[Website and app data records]
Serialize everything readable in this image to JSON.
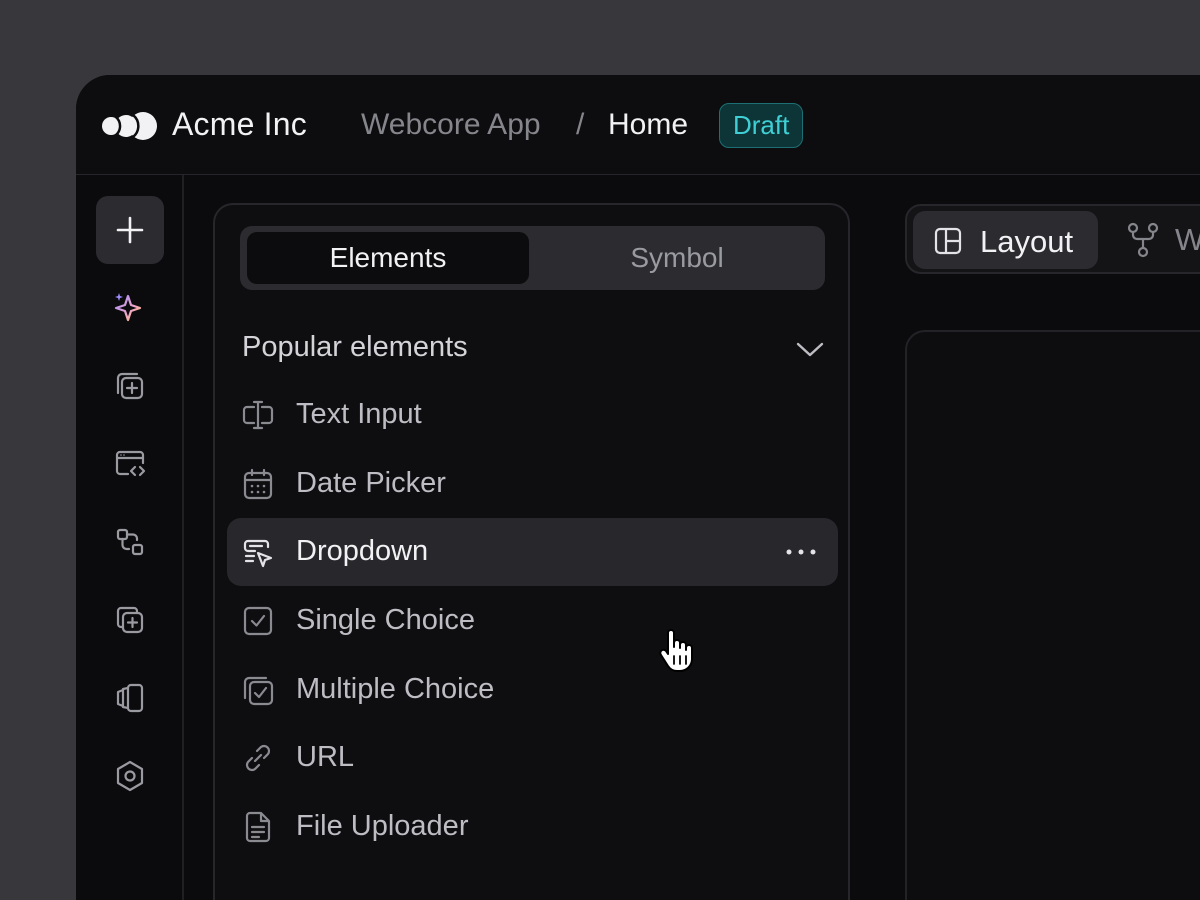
{
  "header": {
    "company": "Acme Inc",
    "breadcrumb_app": "Webcore App",
    "breadcrumb_sep": "/",
    "breadcrumb_page": "Home",
    "status_badge": "Draft"
  },
  "rail": {
    "items": [
      "add",
      "ai-sparkle",
      "add-component",
      "code-window",
      "flow",
      "add-layer",
      "pages",
      "settings"
    ]
  },
  "panel": {
    "tabs": [
      "Elements",
      "Symbol"
    ],
    "active_tab": "Elements",
    "section_title": "Popular elements",
    "items": [
      {
        "label": "Text Input",
        "icon": "text-cursor-icon"
      },
      {
        "label": "Date Picker",
        "icon": "calendar-icon"
      },
      {
        "label": "Dropdown",
        "icon": "dropdown-cursor-icon"
      },
      {
        "label": "Single Choice",
        "icon": "checkbox-icon"
      },
      {
        "label": "Multiple Choice",
        "icon": "multi-checkbox-icon"
      },
      {
        "label": "URL",
        "icon": "link-icon"
      },
      {
        "label": "File Uploader",
        "icon": "file-icon"
      }
    ],
    "hovered_item": "Dropdown"
  },
  "view_switcher": {
    "active": "Layout",
    "second_label_partial": "W"
  },
  "colors": {
    "background": "#38373c",
    "window": "#0b0b0d",
    "badge_text": "#3fd0d6",
    "badge_bg": "#0d3537"
  }
}
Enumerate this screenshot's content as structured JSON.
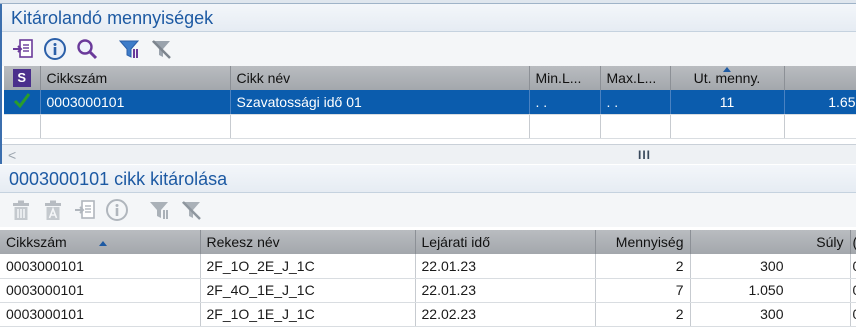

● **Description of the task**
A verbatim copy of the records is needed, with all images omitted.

● **Response area**
Serialize everything readable in this image to JSON.
{
  "header": {
    "company": "Acme Inc",
    "breadcrumb_app": "Webcore App",
    "breadcrumb_sep": "/",
    "breadcrumb_page": "Home",
    "status_badge": "Draft"
  },
  "rail": {
    "items": [
      "add",
      "ai-sparkle",
      "add-component",
      "code-window",
      "flow",
      "add-layer",
      "pages",
      "settings"
    ]
  },
  "panel": {
    "tabs": [
      "Elements",
      "Symbol"
    ],
    "active_tab": "Elements",
    "section_title": "Popular elements",
    "items": [
      {
        "label": "Text Input",
        "icon": "text-cursor-icon"
      },
      {
        "label": "Date Picker",
        "icon": "calendar-icon"
      },
      {
        "label": "Dropdown",
        "icon": "dropdown-cursor-icon"
      },
      {
        "label": "Single Choice",
        "icon": "checkbox-icon"
      },
      {
        "label": "Multiple Choice",
        "icon": "multi-checkbox-icon"
      },
      {
        "label": "URL",
        "icon": "link-icon"
      },
      {
        "label": "File Uploader",
        "icon": "file-icon"
      }
    ],
    "hovered_item": "Dropdown"
  },
  "view_switcher": {
    "active": "Layout",
    "second_label_partial": "W"
  },
  "colors": {
    "background": "#38373c",
    "window": "#0b0b0d",
    "badge_text": "#3fd0d6",
    "badge_bg": "#0d3537"
  }
}
Enumerate this screenshot's content as structured JSON.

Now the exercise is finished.